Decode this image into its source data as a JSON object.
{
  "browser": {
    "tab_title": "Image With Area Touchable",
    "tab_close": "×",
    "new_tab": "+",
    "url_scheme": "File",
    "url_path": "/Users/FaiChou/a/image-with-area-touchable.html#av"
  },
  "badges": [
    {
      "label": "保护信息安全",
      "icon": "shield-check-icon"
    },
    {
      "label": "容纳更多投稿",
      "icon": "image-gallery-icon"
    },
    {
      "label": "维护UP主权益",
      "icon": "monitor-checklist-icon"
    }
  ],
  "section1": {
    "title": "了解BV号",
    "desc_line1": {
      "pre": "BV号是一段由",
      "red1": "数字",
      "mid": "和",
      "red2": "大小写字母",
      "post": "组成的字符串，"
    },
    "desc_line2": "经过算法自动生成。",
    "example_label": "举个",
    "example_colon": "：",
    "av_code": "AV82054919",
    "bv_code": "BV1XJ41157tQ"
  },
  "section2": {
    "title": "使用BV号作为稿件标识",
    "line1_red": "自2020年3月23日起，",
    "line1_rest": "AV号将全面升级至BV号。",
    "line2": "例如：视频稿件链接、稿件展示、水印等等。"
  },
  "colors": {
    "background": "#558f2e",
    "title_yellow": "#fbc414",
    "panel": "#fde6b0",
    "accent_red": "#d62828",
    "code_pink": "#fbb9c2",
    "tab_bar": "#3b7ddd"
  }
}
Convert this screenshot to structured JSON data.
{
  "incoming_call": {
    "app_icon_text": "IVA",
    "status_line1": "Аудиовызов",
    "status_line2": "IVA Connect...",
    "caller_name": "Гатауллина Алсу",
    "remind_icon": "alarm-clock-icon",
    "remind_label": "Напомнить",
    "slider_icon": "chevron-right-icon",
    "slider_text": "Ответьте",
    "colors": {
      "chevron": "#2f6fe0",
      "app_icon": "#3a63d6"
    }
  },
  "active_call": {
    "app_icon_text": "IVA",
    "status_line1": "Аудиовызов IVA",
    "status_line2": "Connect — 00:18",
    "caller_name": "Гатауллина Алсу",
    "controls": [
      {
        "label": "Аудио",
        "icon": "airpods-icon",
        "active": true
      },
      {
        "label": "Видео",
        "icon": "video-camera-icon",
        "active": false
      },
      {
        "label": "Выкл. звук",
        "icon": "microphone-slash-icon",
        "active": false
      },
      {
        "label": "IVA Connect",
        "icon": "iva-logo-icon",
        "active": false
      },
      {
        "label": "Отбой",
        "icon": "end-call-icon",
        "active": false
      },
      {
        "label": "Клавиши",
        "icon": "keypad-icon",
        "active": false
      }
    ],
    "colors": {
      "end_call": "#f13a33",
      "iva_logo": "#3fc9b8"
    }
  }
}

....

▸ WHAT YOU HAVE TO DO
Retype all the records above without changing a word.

▸ ANSWER
Decode this image into its source data as a JSON object.
{
  "browser": {
    "tab_title": "Image With Area Touchable",
    "tab_close": "×",
    "new_tab": "+",
    "url_scheme": "File",
    "url_path": "/Users/FaiChou/a/image-with-area-touchable.html#av"
  },
  "badges": [
    {
      "label": "保护信息安全",
      "icon": "shield-check-icon"
    },
    {
      "label": "容纳更多投稿",
      "icon": "image-gallery-icon"
    },
    {
      "label": "维护UP主权益",
      "icon": "monitor-checklist-icon"
    }
  ],
  "section1": {
    "title": "了解BV号",
    "desc_line1": {
      "pre": "BV号是一段由",
      "red1": "数字",
      "mid": "和",
      "red2": "大小写字母",
      "post": "组成的字符串，"
    },
    "desc_line2": "经过算法自动生成。",
    "example_label": "举个",
    "example_colon": "：",
    "av_code": "AV82054919",
    "bv_code": "BV1XJ41157tQ"
  },
  "section2": {
    "title": "使用BV号作为稿件标识",
    "line1_red": "自2020年3月23日起，",
    "line1_rest": "AV号将全面升级至BV号。",
    "line2": "例如：视频稿件链接、稿件展示、水印等等。"
  },
  "colors": {
    "background": "#558f2e",
    "title_yellow": "#fbc414",
    "panel": "#fde6b0",
    "accent_red": "#d62828",
    "code_pink": "#fbb9c2",
    "tab_bar": "#3b7ddd"
  }
}
Convert this screenshot to structured JSON data.
{
  "incoming_call": {
    "app_icon_text": "IVA",
    "status_line1": "Аудиовызов",
    "status_line2": "IVA Connect...",
    "caller_name": "Гатауллина Алсу",
    "remind_icon": "alarm-clock-icon",
    "remind_label": "Напомнить",
    "slider_icon": "chevron-right-icon",
    "slider_text": "Ответьте",
    "colors": {
      "chevron": "#2f6fe0",
      "app_icon": "#3a63d6"
    }
  },
  "active_call": {
    "app_icon_text": "IVA",
    "status_line1": "Аудиовызов IVA",
    "status_line2": "Connect — 00:18",
    "caller_name": "Гатауллина Алсу",
    "controls": [
      {
        "label": "Аудио",
        "icon": "airpods-icon",
        "active": true
      },
      {
        "label": "Видео",
        "icon": "video-camera-icon",
        "active": false
      },
      {
        "label": "Выкл. звук",
        "icon": "microphone-slash-icon",
        "active": false
      },
      {
        "label": "IVA Connect",
        "icon": "iva-logo-icon",
        "active": false
      },
      {
        "label": "Отбой",
        "icon": "end-call-icon",
        "active": false
      },
      {
        "label": "Клавиши",
        "icon": "keypad-icon",
        "active": false
      }
    ],
    "colors": {
      "end_call": "#f13a33",
      "iva_logo": "#3fc9b8"
    }
  }
}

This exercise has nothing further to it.